It’s been a year for it!
I would consider the traditions and classics that would feature on plenty of tables this Christmas. Cakes, Pudding & Tarts all love the boozed dried fruit medley, if it’s on your list, now is the time.
The tradition of dried fruit includes the polarizing mixed peel.
So let’s talk about Mixed Peel.
Halfway along the cooking aisle, next to the apricots & flaked almonds, seeing that it’s listed in the recipe means we need it right? Well all dried fruits are dried, to preserve them, for a longer shelf life, and luckily for us, a whole new flavour dimension as well. Concentrated fruit sugars, mellowed tang and a chewy texture makes dried fruit just as attractive as fresh fruit for snacks and cooking. This mixed peel debate, I understand. The mass produced version can be horrible. Machinery and accountants don’t care about the amount of bitter pith included, not to mention being dried so much that it’s more like bullets of diced lemon pucks, that need plenty of soaking to make it at least palatable. Those shriveled citrus pellets can be avoided, and everyone can munch on their happy way.
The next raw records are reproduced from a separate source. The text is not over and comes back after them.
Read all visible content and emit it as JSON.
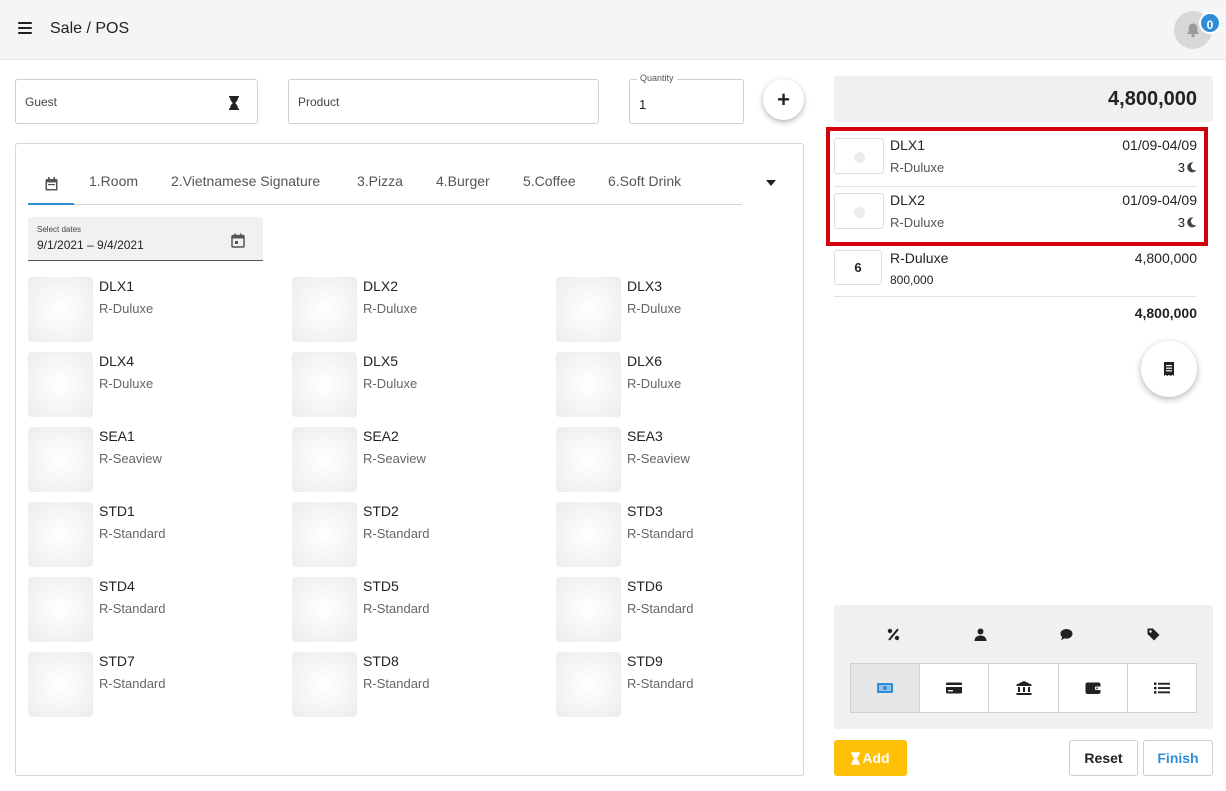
{
  "header": {
    "title": "Sale / POS",
    "notification_count": "0"
  },
  "inputs": {
    "guest_placeholder": "Guest",
    "product_placeholder": "Product",
    "quantity_label": "Quantity",
    "quantity_value": "1"
  },
  "tabs": [
    "1.Room",
    "2.Vietnamese Signature",
    "3.Pizza",
    "4.Burger",
    "5.Coffee",
    "6.Soft Drink"
  ],
  "date_range": {
    "label": "Select dates",
    "value": "9/1/2021 – 9/4/2021"
  },
  "rooms": [
    {
      "code": "DLX1",
      "type": "R-Duluxe"
    },
    {
      "code": "DLX2",
      "type": "R-Duluxe"
    },
    {
      "code": "DLX3",
      "type": "R-Duluxe"
    },
    {
      "code": "DLX4",
      "type": "R-Duluxe"
    },
    {
      "code": "DLX5",
      "type": "R-Duluxe"
    },
    {
      "code": "DLX6",
      "type": "R-Duluxe"
    },
    {
      "code": "SEA1",
      "type": "R-Seaview"
    },
    {
      "code": "SEA2",
      "type": "R-Seaview"
    },
    {
      "code": "SEA3",
      "type": "R-Seaview"
    },
    {
      "code": "STD1",
      "type": "R-Standard"
    },
    {
      "code": "STD2",
      "type": "R-Standard"
    },
    {
      "code": "STD3",
      "type": "R-Standard"
    },
    {
      "code": "STD4",
      "type": "R-Standard"
    },
    {
      "code": "STD5",
      "type": "R-Standard"
    },
    {
      "code": "STD6",
      "type": "R-Standard"
    },
    {
      "code": "STD7",
      "type": "R-Standard"
    },
    {
      "code": "STD8",
      "type": "R-Standard"
    },
    {
      "code": "STD9",
      "type": "R-Standard"
    }
  ],
  "order": {
    "total": "4,800,000",
    "lines": [
      {
        "code": "DLX1",
        "type": "R-Duluxe",
        "dates": "01/09-04/09",
        "nights": "3"
      },
      {
        "code": "DLX2",
        "type": "R-Duluxe",
        "dates": "01/09-04/09",
        "nights": "3"
      }
    ],
    "group": {
      "qty": "6",
      "name": "R-Duluxe",
      "price": "800,000",
      "amount": "4,800,000"
    },
    "subtotal": "4,800,000"
  },
  "payment": {
    "options": [
      "percent-icon",
      "user-icon",
      "comment-icon",
      "tag-icon"
    ],
    "methods": [
      "cash-icon",
      "credit-card-icon",
      "bank-icon",
      "wallet-icon",
      "list-icon"
    ],
    "active_method": "cash-icon"
  },
  "actions": {
    "add_label": "Add",
    "reset_label": "Reset",
    "finish_label": "Finish"
  },
  "colors": {
    "accent": "#2f8fd6",
    "highlight": "#d3000d",
    "add_button": "#ffc107"
  }
}
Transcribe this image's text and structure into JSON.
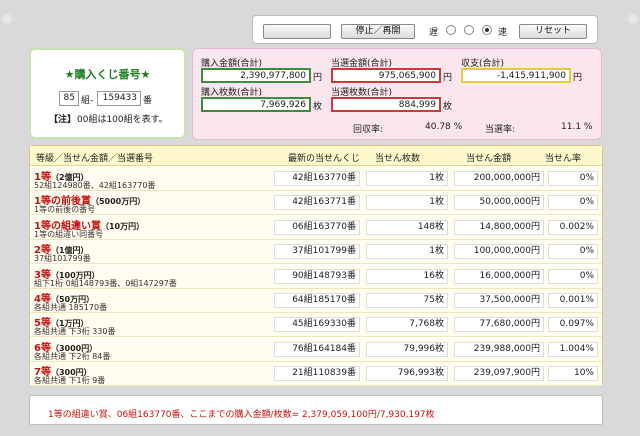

Making mince tart filling, including tart granny smith apples is a mild balance with the spice, brown sugar & fat raisins, so to bring in the acid, freshly zested oranges & lemons like the bells of St Clements will become much more fragrant, along with the juiced insides to soak in to the fruit for a month of so before using. I’m also a marmalade fan, and love a surprise bag of Seville oranges to fall on my doorstep (hint hint) for a magnificent batch of golden sweet spread. I make so much that it makes sense to use in cooking as well, and I have over the years included the marmalades into the fruit mince. First I warm the marmalade and sieve it to remove some of the clear fruit syrup to use to glaze Christmas cakes after baking, and the rest of the marmalade goes into the cake batter, or the mince tart filling. The peel is always thin, because I have hand peeled that fruit, and it’s been tenderized through the method of cooking, with all the flavour included, and no mouth puckering lemon bullet pieces would dare compete.
If you truly can’t bear mixed peel, cranberries & dried pineapple have a delicious tang and make for a special yours only tradition for baking & gift making.
The navel oranges are still around and good value, I’m still picking lemons from my tree, so if your October has space, get your brandy to plump up the sultanas, currants and more. Look for large golden sultanas, and Australian dried fruit if you can get it. Your tastebuds will thank you along with the Australian producers, from the farmers, the pickers, the packers and retailers. If we all win, then we all win.

Fruit mince filling
280 grams dark brown sugar
200 grams raisins
200 grams of golden sultanas
2 Granny Smith apples, coarsely grated peel included
100 grams butter, melted
100 ml brandy or the oldest bottle of fortified wine that needs using up
100 grams each currants and dried sour cherries
100 grams each cranberries & apricots, finely chopped
Finely grated rind and juice of 1 orange and 1 lemon
2 teaspoons ground cinnamon
1 teaspoon each of finely grated nutmeg, ground cloves and ground ginger
Combine ingredients in a large bowl, mix well to combine, transfer to a sterile container and refrigerate for at least 24 hours and up to 8 weeks.